Required action
Take the entries below and print all of them exactly, please.

Records shown
--- START ---

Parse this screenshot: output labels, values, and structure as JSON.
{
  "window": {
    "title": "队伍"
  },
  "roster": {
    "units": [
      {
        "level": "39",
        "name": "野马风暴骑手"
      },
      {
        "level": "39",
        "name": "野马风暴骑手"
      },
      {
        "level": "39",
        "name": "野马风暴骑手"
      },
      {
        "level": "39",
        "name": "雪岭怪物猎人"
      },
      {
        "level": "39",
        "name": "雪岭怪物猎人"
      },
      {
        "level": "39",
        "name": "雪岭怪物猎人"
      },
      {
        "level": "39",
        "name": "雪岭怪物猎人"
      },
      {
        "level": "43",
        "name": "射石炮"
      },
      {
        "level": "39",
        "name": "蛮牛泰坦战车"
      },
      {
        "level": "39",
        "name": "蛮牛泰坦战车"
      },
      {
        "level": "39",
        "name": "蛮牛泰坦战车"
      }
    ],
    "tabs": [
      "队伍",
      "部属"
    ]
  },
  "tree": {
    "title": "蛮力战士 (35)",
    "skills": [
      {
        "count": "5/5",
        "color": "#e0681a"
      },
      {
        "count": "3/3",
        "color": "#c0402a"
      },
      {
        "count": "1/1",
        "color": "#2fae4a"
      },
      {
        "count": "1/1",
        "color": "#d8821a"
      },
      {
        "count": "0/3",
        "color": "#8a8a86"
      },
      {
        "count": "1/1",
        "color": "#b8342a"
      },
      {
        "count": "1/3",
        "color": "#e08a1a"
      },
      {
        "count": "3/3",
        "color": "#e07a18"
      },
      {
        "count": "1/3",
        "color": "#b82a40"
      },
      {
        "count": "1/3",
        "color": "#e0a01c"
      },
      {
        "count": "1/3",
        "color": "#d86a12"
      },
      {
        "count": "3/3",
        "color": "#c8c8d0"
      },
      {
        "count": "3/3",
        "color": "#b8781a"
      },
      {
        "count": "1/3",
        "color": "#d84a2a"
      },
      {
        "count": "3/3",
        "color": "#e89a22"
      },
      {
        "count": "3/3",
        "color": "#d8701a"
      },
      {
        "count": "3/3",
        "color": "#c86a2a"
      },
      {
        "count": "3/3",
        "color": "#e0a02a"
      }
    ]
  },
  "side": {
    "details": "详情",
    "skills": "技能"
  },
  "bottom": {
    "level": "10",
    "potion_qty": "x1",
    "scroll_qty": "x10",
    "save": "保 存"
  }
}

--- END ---

Solution for this problem
Parse this screenshot: output labels, values, and structure as JSON.
{
  "window": {
    "title": "队伍"
  },
  "roster": {
    "units": [
      {
        "level": "39",
        "name": "野马风暴骑手"
      },
      {
        "level": "39",
        "name": "野马风暴骑手"
      },
      {
        "level": "39",
        "name": "野马风暴骑手"
      },
      {
        "level": "39",
        "name": "雪岭怪物猎人"
      },
      {
        "level": "39",
        "name": "雪岭怪物猎人"
      },
      {
        "level": "39",
        "name": "雪岭怪物猎人"
      },
      {
        "level": "39",
        "name": "雪岭怪物猎人"
      },
      {
        "level": "43",
        "name": "射石炮"
      },
      {
        "level": "39",
        "name": "蛮牛泰坦战车"
      },
      {
        "level": "39",
        "name": "蛮牛泰坦战车"
      },
      {
        "level": "39",
        "name": "蛮牛泰坦战车"
      }
    ],
    "tabs": [
      "队伍",
      "部属"
    ]
  },
  "tree": {
    "title": "蛮力战士 (35)",
    "skills": [
      {
        "count": "5/5",
        "color": "#e0681a"
      },
      {
        "count": "3/3",
        "color": "#c0402a"
      },
      {
        "count": "1/1",
        "color": "#2fae4a"
      },
      {
        "count": "1/1",
        "color": "#d8821a"
      },
      {
        "count": "0/3",
        "color": "#8a8a86"
      },
      {
        "count": "1/1",
        "color": "#b8342a"
      },
      {
        "count": "1/3",
        "color": "#e08a1a"
      },
      {
        "count": "3/3",
        "color": "#e07a18"
      },
      {
        "count": "1/3",
        "color": "#b82a40"
      },
      {
        "count": "1/3",
        "color": "#e0a01c"
      },
      {
        "count": "1/3",
        "color": "#d86a12"
      },
      {
        "count": "3/3",
        "color": "#c8c8d0"
      },
      {
        "count": "3/3",
        "color": "#b8781a"
      },
      {
        "count": "1/3",
        "color": "#d84a2a"
      },
      {
        "count": "3/3",
        "color": "#e89a22"
      },
      {
        "count": "3/3",
        "color": "#d8701a"
      },
      {
        "count": "3/3",
        "color": "#c86a2a"
      },
      {
        "count": "3/3",
        "color": "#e0a02a"
      }
    ]
  },
  "side": {
    "details": "详情",
    "skills": "技能"
  },
  "bottom": {
    "level": "10",
    "potion_qty": "x1",
    "scroll_qty": "x10",
    "save": "保 存"
  }
}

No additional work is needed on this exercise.